YOUNG TEACHERS who were promised lucrative "golden hello" payments when they trained are missing out because they are being forced to work as supply staff or in private schools.
The problem has been caused by the very success of the incentive scheme, which offers payments of up to pound;5,000. Because teacher shortages are being addressed, there are not as many jobs available to certain staff as expected.
The discovery came as the Government proposed to expand the scheme. Alan Johnson, Education Secretary, has suggested that the Training and Development Agency for Schools use it not just to entice science and maths teachers, but also to attract staff to work in tough inner-city schools.
A loophole in the scheme's rules means that teachers only get the payment if they are employed by a local authority when the payment is due, in their second year of teaching.
Young people have been attracted to teaching by the incentive payments, only to discover when they graduate that the shortages in their subjects no longer exist and they can only get supply work.
Teachers who work for independent schools or private supply agencies - even long-term at state schools - are not entitled to the payments.
Sharon Whitelee, 33, left a financially secure job in industry in 2004 to train as a modern languages teacher. She received a pound;6,000 bursary when she was studying and a letter promising her a pound;4,000 golden hello at the end of her first year of teaching.

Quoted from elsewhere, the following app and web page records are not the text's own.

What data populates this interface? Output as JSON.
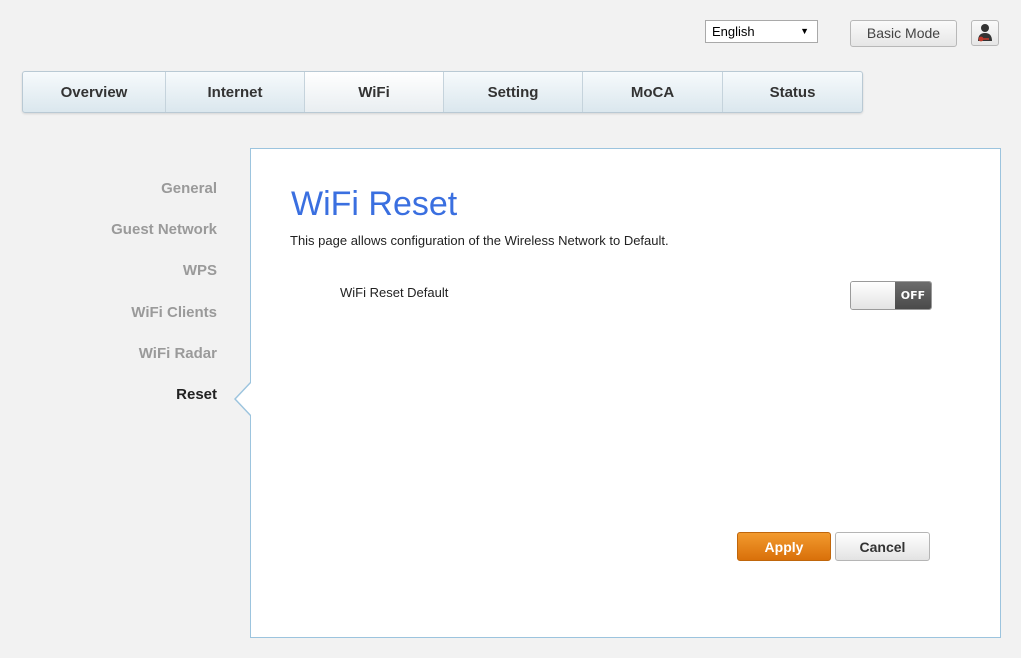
{
  "header": {
    "language": "English",
    "mode_button": "Basic Mode",
    "user_icon": "user-key-icon"
  },
  "nav": {
    "tabs": [
      {
        "label": "Overview"
      },
      {
        "label": "Internet"
      },
      {
        "label": "WiFi"
      },
      {
        "label": "Setting"
      },
      {
        "label": "MoCA"
      },
      {
        "label": "Status"
      }
    ],
    "active": "WiFi"
  },
  "sidebar": {
    "items": [
      {
        "label": "General"
      },
      {
        "label": "Guest Network"
      },
      {
        "label": "WPS"
      },
      {
        "label": "WiFi Clients"
      },
      {
        "label": "WiFi Radar"
      },
      {
        "label": "Reset"
      }
    ],
    "active": "Reset"
  },
  "main": {
    "title": "WiFi Reset",
    "description": "This page allows configuration of the Wireless Network to Default.",
    "field_label": "WiFi Reset Default",
    "toggle_state": "OFF",
    "apply_label": "Apply",
    "cancel_label": "Cancel"
  },
  "colors": {
    "title": "#3a6fe0",
    "apply": "#e8860f",
    "panel_border": "#9cc4de"
  }
}
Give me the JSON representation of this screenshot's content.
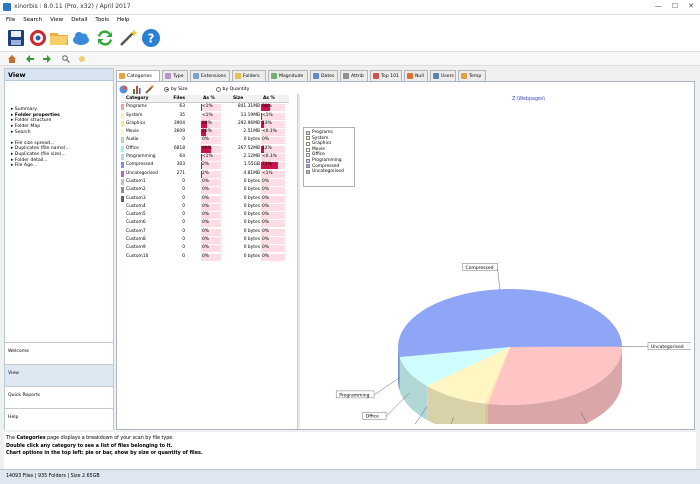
{
  "window": {
    "title": "xinorbis : 8.0.11 (Pro, x32) / April 2017",
    "controls": [
      "—",
      "☐",
      "✕"
    ]
  },
  "menu": [
    "File",
    "Search",
    "View",
    "Detail",
    "Tools",
    "Help"
  ],
  "left_panel": {
    "title": "View",
    "tree": [
      {
        "label": "Summary",
        "bold": false
      },
      {
        "label": "Folder properties",
        "bold": true
      },
      {
        "label": "Folder structure",
        "bold": false
      },
      {
        "label": "Folder Map",
        "bold": false
      },
      {
        "label": "Search",
        "bold": false
      },
      {
        "gap": true
      },
      {
        "label": "File size spread...",
        "bold": false
      },
      {
        "label": "Duplicates (file name)...",
        "bold": false
      },
      {
        "label": "Duplicates (file size)...",
        "bold": false
      },
      {
        "label": "Folder detail...",
        "bold": false
      },
      {
        "label": "File Age...",
        "bold": false
      }
    ],
    "nav_tabs": [
      {
        "label": "Welcome",
        "selected": false
      },
      {
        "label": "View",
        "selected": true
      },
      {
        "label": "Quick Reports",
        "selected": false
      },
      {
        "label": "Help",
        "selected": false
      }
    ]
  },
  "tabs": [
    {
      "label": "Categories",
      "color": "#e8a040",
      "selected": true,
      "w": 44
    },
    {
      "label": "Type",
      "color": "#c090d0",
      "selected": false,
      "w": 26
    },
    {
      "label": "Extensions",
      "color": "#7aa0d8",
      "selected": false,
      "w": 40
    },
    {
      "label": "Folders",
      "color": "#e8c050",
      "selected": false,
      "w": 34
    },
    {
      "label": "Magnitude",
      "color": "#70b070",
      "selected": false,
      "w": 40
    },
    {
      "label": "Dates",
      "color": "#5a8ad0",
      "selected": false,
      "w": 28
    },
    {
      "label": "Attrib",
      "color": "#909090",
      "selected": false,
      "w": 28
    },
    {
      "label": "Top 101",
      "color": "#d05050",
      "selected": false,
      "w": 32
    },
    {
      "label": "Null",
      "color": "#e07030",
      "selected": false,
      "w": 24
    },
    {
      "label": "Users",
      "color": "#6080b0",
      "selected": false,
      "w": 26
    },
    {
      "label": "Temp",
      "color": "#e0a040",
      "selected": false,
      "w": 28
    }
  ],
  "options": {
    "by_size": "by Size",
    "by_quantity": "by Quantity",
    "selected": "by_size"
  },
  "table": {
    "headers": {
      "category": "Category",
      "files": "Files",
      "files_pct": "As %",
      "size": "Size",
      "size_pct": "As %"
    },
    "rows": [
      {
        "category": "Programs",
        "files": "63",
        "files_pct": "<1%",
        "size": "841.31MB",
        "size_pct": "38%",
        "fbar": 0.004,
        "sbar": 0.38,
        "color": "#f2a0a0"
      },
      {
        "category": "System",
        "files": "35",
        "files_pct": "<1%",
        "size": "13.19MB",
        "size_pct": "<1%",
        "fbar": 0.002,
        "sbar": 0.006,
        "color": "#fff2b0"
      },
      {
        "category": "Graphics",
        "files": "3904",
        "files_pct": "28%",
        "size": "292.96MB",
        "size_pct": "13%",
        "fbar": 0.28,
        "sbar": 0.13,
        "color": "#f8e890"
      },
      {
        "category": "Movie",
        "files": "3609",
        "files_pct": "26%",
        "size": "2.51MB",
        "size_pct": "<0.1%",
        "fbar": 0.26,
        "sbar": 0.001,
        "color": "#fff8c0"
      },
      {
        "category": "Audio",
        "files": "0",
        "files_pct": "0%",
        "size": "0 bytes",
        "size_pct": "0%",
        "fbar": 0,
        "sbar": 0,
        "color": "#a0e8a0"
      },
      {
        "category": "Office",
        "files": "6818",
        "files_pct": "49%",
        "size": "267.52MB",
        "size_pct": "12%",
        "fbar": 0.49,
        "sbar": 0.12,
        "color": "#a0f0f0"
      },
      {
        "category": "Programming",
        "files": "64",
        "files_pct": "<1%",
        "size": "2.12MB",
        "size_pct": "<0.1%",
        "fbar": 0.004,
        "sbar": 0.001,
        "color": "#b0d8ff"
      },
      {
        "category": "Compressed",
        "files": "303",
        "files_pct": "2%",
        "size": "1.55GB",
        "size_pct": "71%",
        "fbar": 0.02,
        "sbar": 0.71,
        "color": "#8090f0"
      },
      {
        "category": "Uncategorised",
        "files": "271",
        "files_pct": "2%",
        "size": "4.81MB",
        "size_pct": "<1%",
        "fbar": 0.02,
        "sbar": 0.002,
        "color": "#c060c0"
      },
      {
        "category": "Custom1",
        "files": "0",
        "files_pct": "0%",
        "size": "0 bytes",
        "size_pct": "0%",
        "fbar": 0,
        "sbar": 0,
        "color": "#c0c0c0"
      },
      {
        "category": "Custom2",
        "files": "0",
        "files_pct": "0%",
        "size": "0 bytes",
        "size_pct": "0%",
        "fbar": 0,
        "sbar": 0,
        "color": "#909090"
      },
      {
        "category": "Custom3",
        "files": "0",
        "files_pct": "0%",
        "size": "0 bytes",
        "size_pct": "0%",
        "fbar": 0,
        "sbar": 0,
        "color": "#606060"
      },
      {
        "category": "Custom4",
        "files": "0",
        "files_pct": "0%",
        "size": "0 bytes",
        "size_pct": "0%",
        "fbar": 0,
        "sbar": 0,
        "color": ""
      },
      {
        "category": "Custom5",
        "files": "0",
        "files_pct": "0%",
        "size": "0 bytes",
        "size_pct": "0%",
        "fbar": 0,
        "sbar": 0,
        "color": ""
      },
      {
        "category": "Custom6",
        "files": "0",
        "files_pct": "0%",
        "size": "0 bytes",
        "size_pct": "0%",
        "fbar": 0,
        "sbar": 0,
        "color": ""
      },
      {
        "category": "Custom7",
        "files": "0",
        "files_pct": "0%",
        "size": "0 bytes",
        "size_pct": "0%",
        "fbar": 0,
        "sbar": 0,
        "color": ""
      },
      {
        "category": "Custom8",
        "files": "0",
        "files_pct": "0%",
        "size": "0 bytes",
        "size_pct": "0%",
        "fbar": 0,
        "sbar": 0,
        "color": ""
      },
      {
        "category": "Custom9",
        "files": "0",
        "files_pct": "0%",
        "size": "0 bytes",
        "size_pct": "0%",
        "fbar": 0,
        "sbar": 0,
        "color": ""
      },
      {
        "category": "Custom10",
        "files": "0",
        "files_pct": "0%",
        "size": "0 bytes",
        "size_pct": "0%",
        "fbar": 0,
        "sbar": 0,
        "color": ""
      }
    ]
  },
  "chart_data": {
    "type": "pie",
    "title": "Z:\\Webpages\\",
    "legend_position": "top-left",
    "labels": [
      "Programs",
      "System",
      "Graphics",
      "Movie",
      "Office",
      "Programming",
      "Compressed",
      "Uncategorised"
    ],
    "values": [
      38,
      0.6,
      13,
      0.1,
      12,
      0.1,
      71,
      0.2
    ],
    "colors": [
      "#ffc4c4",
      "#ffe9b0",
      "#fff6c4",
      "#fffbd4",
      "#cffcfc",
      "#c2ddff",
      "#8ea6f5",
      "#d7a7ec"
    ]
  },
  "info": {
    "line1_a": "The ",
    "line1_b": "Categories",
    "line1_c": " page displays a breakdown of your scan by file type.",
    "line2": "Double click any category to see a list of files belonging to it.",
    "line3": "Chart options in the top left: pie or bar, show by size or quantity of files."
  },
  "status": "14093 Files  |  935 Folders  |  Size 2.65GB"
}
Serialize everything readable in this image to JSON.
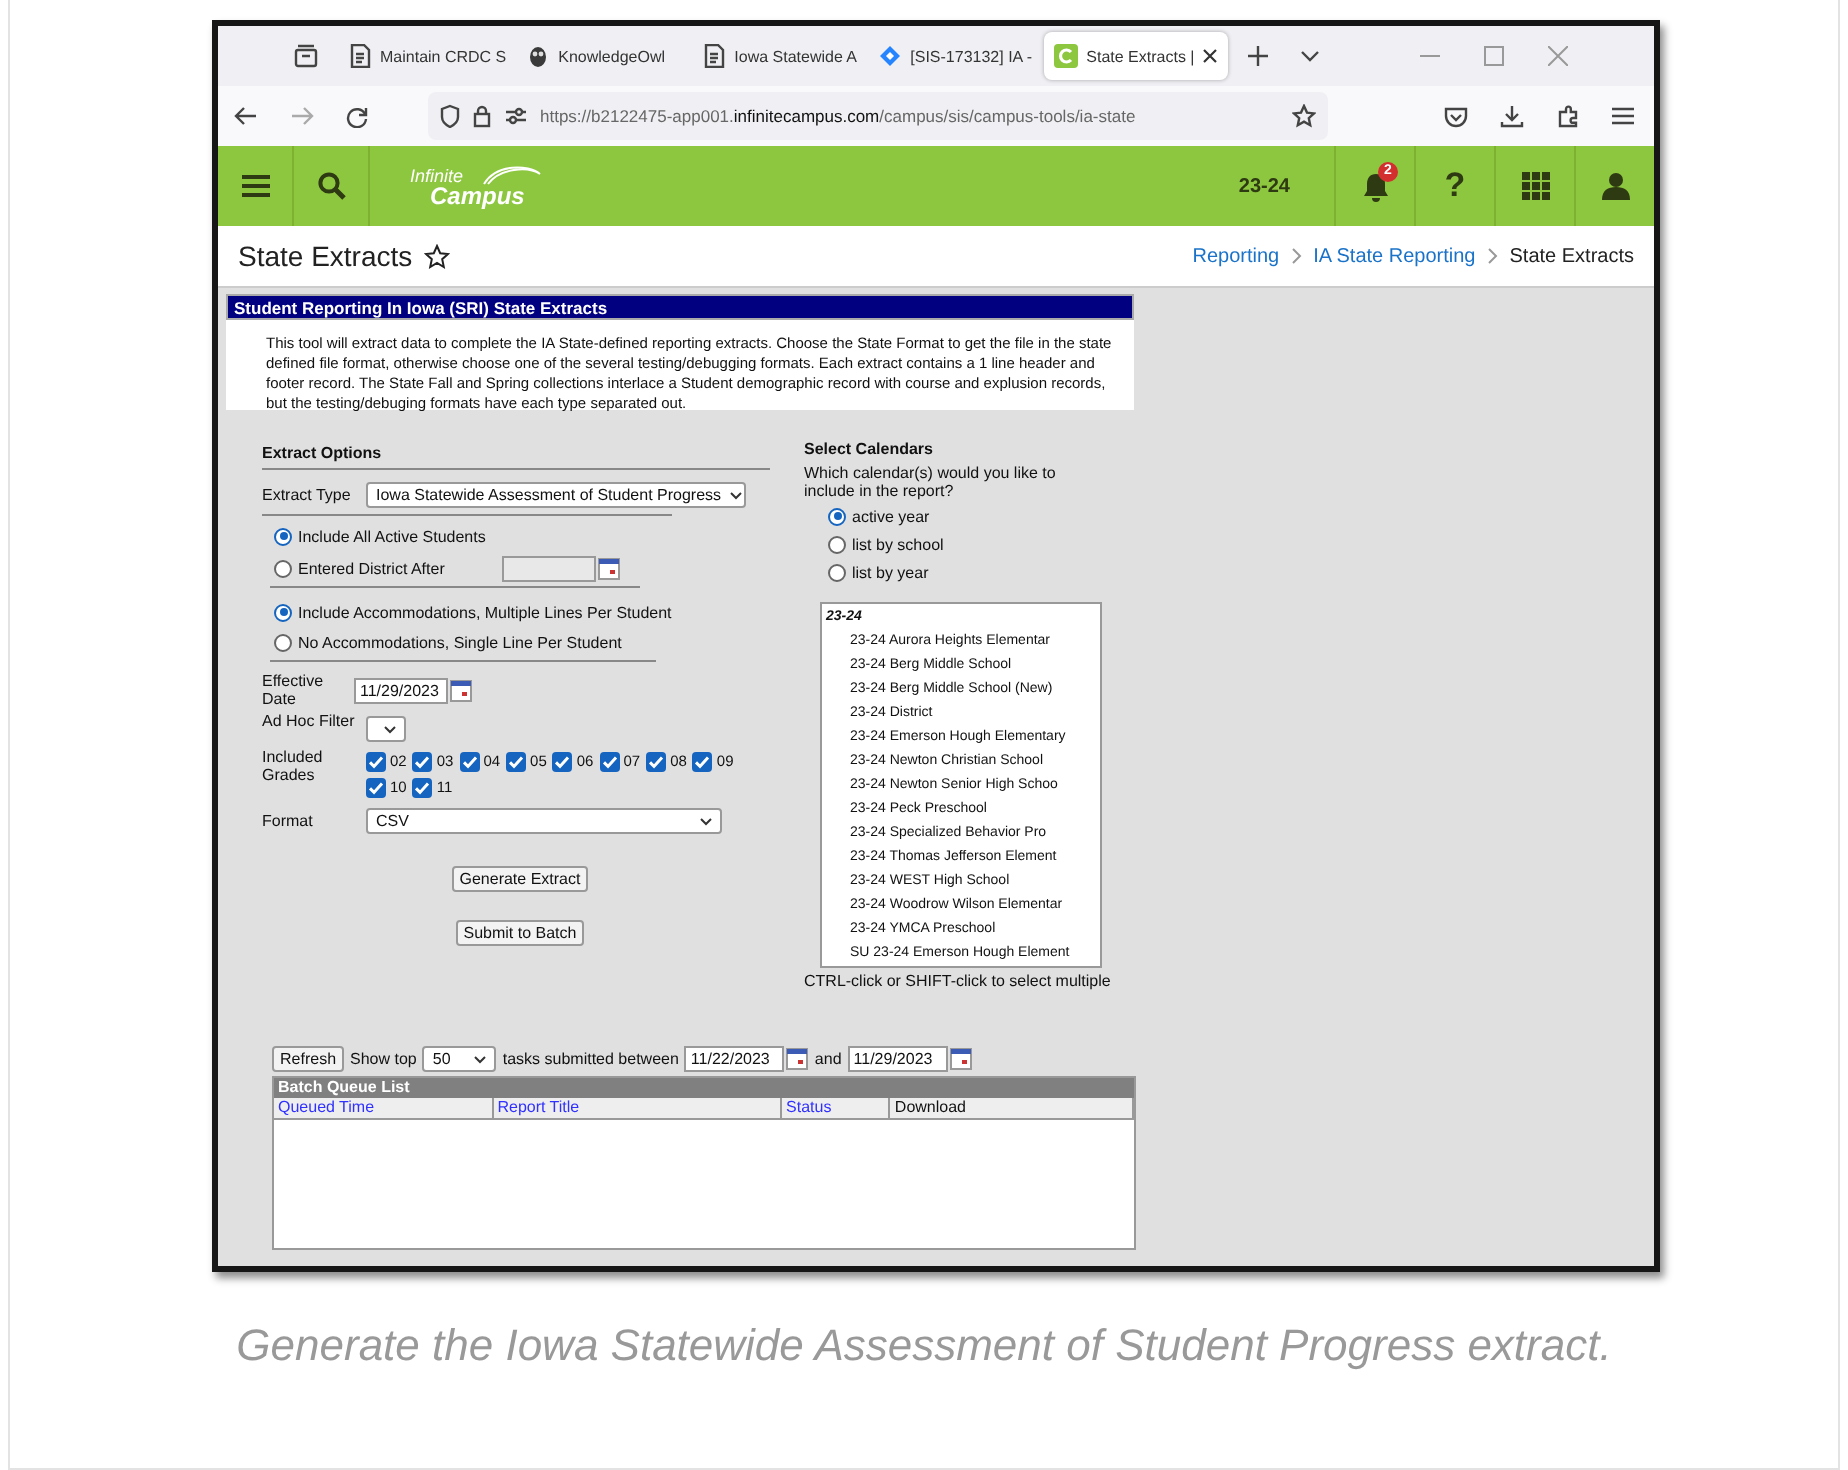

But by the time she graduated, the shortage of language teachers in the north had abated, and this year she has worked as a long-term supply teacher at schools in Hull and near York.
On applying to Hull city council for her golden hello, she was told that she was not entitled to it because she was a supply teacher.
"The Government are not fulfilling their promises of paying out the golden hello to new teachers," she said.
"This is happening more than we care to realise, which is one of the many reasons people feel disillusioned with the profession."
Ms Whitelee, who teaches French and Spanish, said the fact that she was a supply teacher should not make a difference.
"I am doing the same job as any other teacher," she said. "I still have books to mark, duties to fulfil and a responsibility for delivering the national curriculum, exactly the same as a permanently employed teacher."
New figures from Education Data Surveys show an overall year-on-year decline in teaching vacancies, though there are still shortages in physics and chemistry and in the inner cities.
Vacancies in some subjects where trainees expected golden hellos - English, ICT and design and technology - have declined by 17 per cent. Although the number of vacancies in modern languages has remained static, declining rolls in the North have also meant fewer languages vacancies there.
Professor John Howson, director of EDS, said the good news for newly-qualified teachers was that many older teachers would be retiring in the near future. The bad news was that falling pupil numbers and government funding constraints would mean few new jobs.
Officials had paid golden hellos in subjects where they were never needed, such as English, he said, while reducing payments in others where they would have helped.
Alan Johnson lauded the scheme in a recent letter to the TDA, directing it how to spend its pound;770 million funding.
An agency spokesman said that golden hellos had been successful incentives for recruiting and retaining teachers in priority subjects such as maths and science.
The agency fully reimbursed all golden hellos made by local authorities, he said, but he encouraged young teachers to discuss specific eligibility questions with their school or local authority.
Who is getting the cash?
Science and maths teachers are entitled to a pound;5,000 cash payment when they complete their initial teacher training and their first year's work, up from pound;4,000 in previous years.
This academic year, for the first time, music and religious education teachers are also entitled to payments of pound;2,500. But payments to English, modern languages, design and technology and ICT teachers have been reduced from Pounds 4,000 to pound;2,500, as shortages in those subjects are addressed.
As the vacancies are filled, the Training and Development Agency for Schools has been paying out more in golden hellos than officials projected.
In 200607, it paid out pound;28 million, pound;3 million more than it had projected. This year it is budgeting for pound;29 million.